Nearly each common day on-line has a main character. On this specific morning, that particular person was Amy Cooper, who got into a dispute with birder Christian Cooper (no relation) over his objection to her protecting a cocker spaniel off leash in an space of the park that forbids it. The dispute escalated, as such issues do, however ended up in a sinister place: Amy Cooper promised to call the police and report that “an African American man” was “threatening” her.
Had Christian Cooper’s video of the incident ended with this risk, it will have been dangerous sufficient. What adopted was worse. She made good on her phrase, reporting to the police an “African American” menace, elevating her voice to an higher register of emotionality that had been lacking prior to the call. As soon as the video surfaced, Amy Cooper briefly grew to become probably the most well-known particular person on this planet to hundreds of thousands of individuals. In brief order she lost her job, had her canine briefly taken away, and ultimately received charged with filing a false police report. (The cost has since been dropped.) At first, she appeared like simply the most recent in a lengthy line of entitled white folks to earn internet-fueled ignominy, becoming a member of the ranks of BBQ Becky, Permit Patty, and Corner Store Caroline. Media shops even referred to her as Central Park Karen, as if she had been simply one other “I’d like to communicate along with your supervisor” kind, a strolling avatar of white privilege.
Then the video of George Floyd’s demise additionally surfaced.
Each moments unfolding on the identical day felt like a cosmic one-two punch, too heavy-handed a lesson to be penned by actuality. However after all it occurred. Folks develop into hashtags in each methods all too typically; it was solely a matter of time earlier than they each did on the identical day, making their interrelation plain. Taken collectively, the 2 moments revealed not simply one other lethal instance of the disproportionate nature of police brutality, but additionally an consciousness amongst white folks of how to harness and wield it.
George Floyd’s demise was thought-about by plenty of white folks, together with then-Defense Secretary Mark Esper, to be “a wake-up call” about racial discrimination. (Many Black Individuals had been fairly vocal about already being more than well acquainted with it.) What the Amy Cooper video clarified, nonetheless, is the extent to which white folks had been additionally already conscious of it, whether or not they admitted so or not.
Cooper eliminated the veil of white ignorance about how police reply particularly to Black residents. She nearly actually didn’t need Christian Cooper killed, after all, however her call nonetheless projected a pernicious consciousness that it may occur. She won’t have thought-about the historic context of what occurs when a Black man threatens a white girl—from the slave period to the Jim Crow South and past—however her actions had been rooted in that ugly lineage.
One aspect that binds the 2 incidents is the need that they be filmed. With out phone-captured proof, the official story of a police incident is the one which will get enshrined in historical past. Who is aware of what number of related circumstances of brutality went unrecorded and subsequently unbelieved? With out Christian Cooper’s video, the official document of the Central Park interplay nearly actually would have been Amy Cooper’s model of occasions, regardless of the result.
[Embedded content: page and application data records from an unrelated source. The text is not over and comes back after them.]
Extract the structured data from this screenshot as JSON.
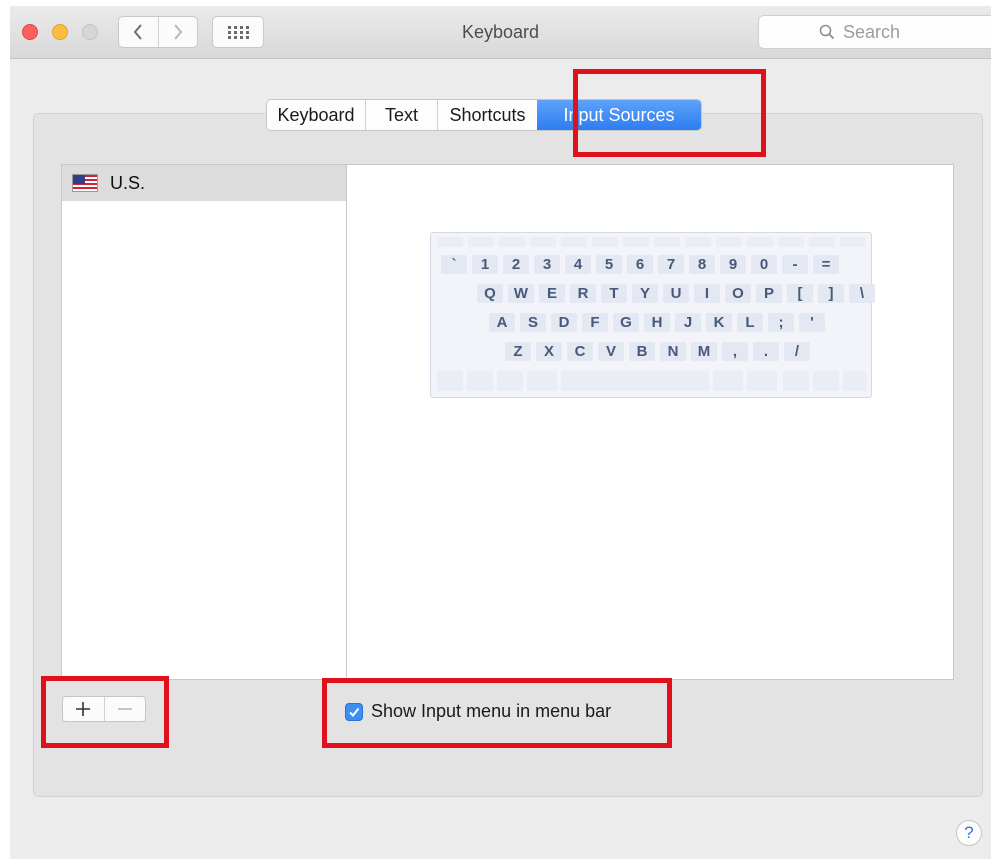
{
  "window": {
    "title": "Keyboard",
    "search_placeholder": "Search"
  },
  "tabs": [
    {
      "label": "Keyboard",
      "active": false
    },
    {
      "label": "Text",
      "active": false
    },
    {
      "label": "Shortcuts",
      "active": false
    },
    {
      "label": "Input Sources",
      "active": true
    }
  ],
  "input_sources": {
    "items": [
      {
        "label": "U.S.",
        "icon": "us-flag-icon",
        "selected": true
      }
    ]
  },
  "keyboard_layout": {
    "rows": [
      [
        "`",
        "1",
        "2",
        "3",
        "4",
        "5",
        "6",
        "7",
        "8",
        "9",
        "0",
        "-",
        "="
      ],
      [
        "Q",
        "W",
        "E",
        "R",
        "T",
        "Y",
        "U",
        "I",
        "O",
        "P",
        "[",
        "]",
        "\\"
      ],
      [
        "A",
        "S",
        "D",
        "F",
        "G",
        "H",
        "J",
        "K",
        "L",
        ";",
        "'"
      ],
      [
        "Z",
        "X",
        "C",
        "V",
        "B",
        "N",
        "M",
        ",",
        ".",
        "/"
      ]
    ]
  },
  "list_controls": {
    "add_icon": "plus-icon",
    "remove_icon": "minus-icon"
  },
  "options": {
    "show_input_menu_label": "Show Input menu in menu bar",
    "show_input_menu_checked": true
  },
  "help": {
    "label": "?"
  },
  "colors": {
    "accent": "#3b8ef3",
    "highlight": "#e0101c"
  }
}
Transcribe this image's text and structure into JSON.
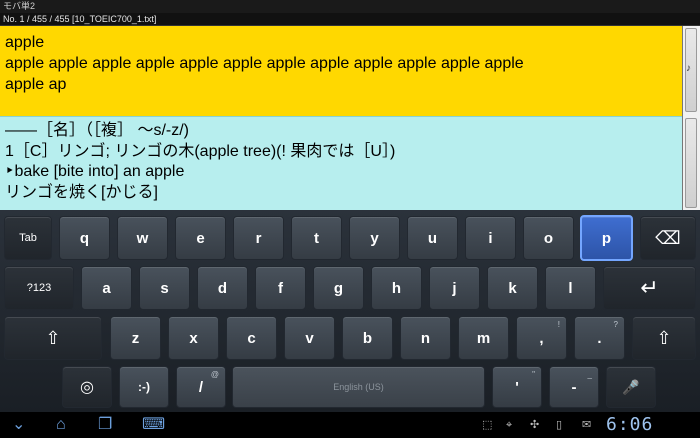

With out Darnella Frazier’s video, George Floyd’s demise would have simply been commonplace process, primarily based on the now-infamous initial police statement. Quickly sufficient afterward, video would additionally vindicate a number of folks protesting on George Floyd’s behalf, when their version of events clashed with the police’s.
Within the year since Could 25, 2020, one of many largest via strains in American politics has been Republican opposition to crucial race concept—the title given to journalistic works like the 1619 Project that use new info to right accepted historical past. Someway, after witnessing in actual time how new info can drastically complicate the official document on race-related points, a nice many white folks have a vested eager about legally prohibiting the unfold of extra new details about the previous.
On the identical time, maybe not coincidentally, the previous year has additionally seen a steep rise in discuss “cancel tradition,” the mechanism that value Amy Cooper her job and repute. Simply as within the #MeToo motion, or any time outrage leads to extra penalties, sure folks begin warning in regards to the risks of “ruining” somebody’s “life.” However the Amy Cooper incident and George Floyd’s homicide collectively paint a stark distinction between what folks like right-wing Senator Josh Hawley contemplate ruining someone’s life and what it truly means to spoil a life.
It’s sadly telling that for some Individuals in 2021, what occurred to Cooper has come to characterize the greater lurking threat to freedom. You may come again from being canceled, as many do, however you may by no means come again from being killed.